ASSIGNED TASK:
Go through the entries below and tally the lines containing the string "Unidade"; report only the tally.

RECORDS PROVIDED: Begin

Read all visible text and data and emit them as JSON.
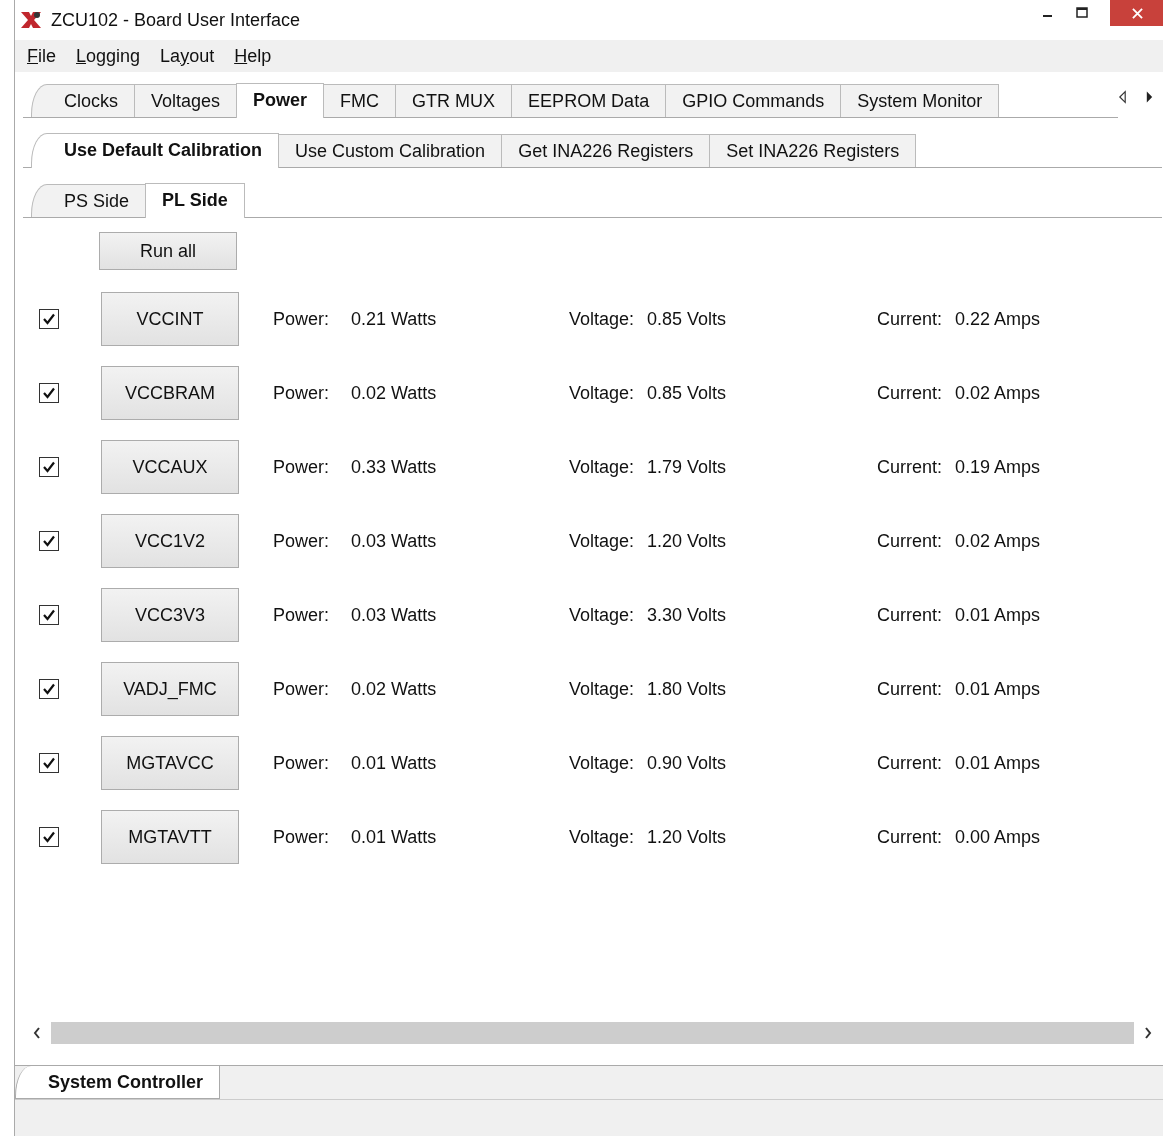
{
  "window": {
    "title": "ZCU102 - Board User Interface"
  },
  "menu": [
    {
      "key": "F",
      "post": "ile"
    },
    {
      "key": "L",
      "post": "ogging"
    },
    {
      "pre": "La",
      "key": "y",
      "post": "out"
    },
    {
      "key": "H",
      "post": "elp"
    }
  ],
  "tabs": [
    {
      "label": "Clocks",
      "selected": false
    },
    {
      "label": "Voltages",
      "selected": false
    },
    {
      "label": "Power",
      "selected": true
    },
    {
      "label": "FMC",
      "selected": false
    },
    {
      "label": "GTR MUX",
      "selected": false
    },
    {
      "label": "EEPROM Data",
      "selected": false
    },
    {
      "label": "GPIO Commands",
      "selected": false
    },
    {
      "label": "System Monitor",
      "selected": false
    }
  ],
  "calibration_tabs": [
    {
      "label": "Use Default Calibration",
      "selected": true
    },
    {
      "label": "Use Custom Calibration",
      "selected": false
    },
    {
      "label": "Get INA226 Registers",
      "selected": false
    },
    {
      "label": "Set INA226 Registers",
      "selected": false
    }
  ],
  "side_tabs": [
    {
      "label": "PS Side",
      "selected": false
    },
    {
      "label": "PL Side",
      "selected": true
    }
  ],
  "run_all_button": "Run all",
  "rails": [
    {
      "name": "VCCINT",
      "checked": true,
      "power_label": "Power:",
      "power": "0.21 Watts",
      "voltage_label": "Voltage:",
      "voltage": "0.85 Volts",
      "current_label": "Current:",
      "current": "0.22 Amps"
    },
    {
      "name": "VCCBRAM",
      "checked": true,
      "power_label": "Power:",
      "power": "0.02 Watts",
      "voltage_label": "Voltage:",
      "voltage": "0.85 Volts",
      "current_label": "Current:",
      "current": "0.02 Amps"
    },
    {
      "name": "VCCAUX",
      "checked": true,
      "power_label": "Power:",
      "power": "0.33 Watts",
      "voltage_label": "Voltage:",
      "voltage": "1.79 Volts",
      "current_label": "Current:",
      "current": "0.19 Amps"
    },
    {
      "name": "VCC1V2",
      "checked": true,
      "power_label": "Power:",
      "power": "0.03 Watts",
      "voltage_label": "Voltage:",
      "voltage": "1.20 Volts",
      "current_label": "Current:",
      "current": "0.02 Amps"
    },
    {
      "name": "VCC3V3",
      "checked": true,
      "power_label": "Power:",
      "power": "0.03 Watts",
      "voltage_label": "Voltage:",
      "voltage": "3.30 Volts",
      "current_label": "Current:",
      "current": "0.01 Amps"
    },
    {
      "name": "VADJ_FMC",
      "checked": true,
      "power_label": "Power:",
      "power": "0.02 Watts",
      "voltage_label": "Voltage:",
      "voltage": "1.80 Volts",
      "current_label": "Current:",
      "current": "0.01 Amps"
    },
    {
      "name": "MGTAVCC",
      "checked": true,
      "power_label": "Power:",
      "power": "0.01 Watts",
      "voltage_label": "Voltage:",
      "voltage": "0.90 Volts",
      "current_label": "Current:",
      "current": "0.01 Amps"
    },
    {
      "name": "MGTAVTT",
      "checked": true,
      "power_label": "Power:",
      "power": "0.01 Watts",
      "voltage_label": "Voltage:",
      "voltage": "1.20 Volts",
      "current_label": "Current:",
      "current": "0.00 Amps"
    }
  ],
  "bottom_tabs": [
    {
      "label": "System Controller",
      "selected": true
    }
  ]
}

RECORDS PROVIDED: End
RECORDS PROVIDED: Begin

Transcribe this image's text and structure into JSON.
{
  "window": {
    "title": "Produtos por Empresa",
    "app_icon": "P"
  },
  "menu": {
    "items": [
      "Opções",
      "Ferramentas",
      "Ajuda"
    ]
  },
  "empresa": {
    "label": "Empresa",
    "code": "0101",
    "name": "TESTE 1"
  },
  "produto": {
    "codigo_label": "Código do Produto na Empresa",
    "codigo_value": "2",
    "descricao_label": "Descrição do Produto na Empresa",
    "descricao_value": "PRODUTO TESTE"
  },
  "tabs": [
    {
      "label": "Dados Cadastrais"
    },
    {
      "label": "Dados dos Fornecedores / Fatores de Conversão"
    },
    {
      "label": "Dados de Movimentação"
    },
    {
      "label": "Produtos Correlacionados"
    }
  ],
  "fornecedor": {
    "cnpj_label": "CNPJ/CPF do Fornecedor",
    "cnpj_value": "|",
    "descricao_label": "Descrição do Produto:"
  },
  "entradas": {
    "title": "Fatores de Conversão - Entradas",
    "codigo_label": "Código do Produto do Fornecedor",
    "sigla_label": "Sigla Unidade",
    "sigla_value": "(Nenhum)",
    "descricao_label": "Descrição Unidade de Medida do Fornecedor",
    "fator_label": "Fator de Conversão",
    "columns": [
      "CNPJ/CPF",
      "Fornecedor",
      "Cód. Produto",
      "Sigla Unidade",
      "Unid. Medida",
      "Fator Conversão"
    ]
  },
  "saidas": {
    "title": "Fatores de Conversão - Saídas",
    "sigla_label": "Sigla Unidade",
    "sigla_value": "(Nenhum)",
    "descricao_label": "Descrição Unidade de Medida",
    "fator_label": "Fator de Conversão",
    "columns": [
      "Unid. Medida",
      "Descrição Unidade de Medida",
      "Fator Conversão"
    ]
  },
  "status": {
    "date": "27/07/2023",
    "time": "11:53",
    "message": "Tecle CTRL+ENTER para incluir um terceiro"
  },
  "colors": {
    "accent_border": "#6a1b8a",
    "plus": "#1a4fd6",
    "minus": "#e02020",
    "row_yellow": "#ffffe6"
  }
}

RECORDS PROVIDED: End

EXERCISE ANSWER:
6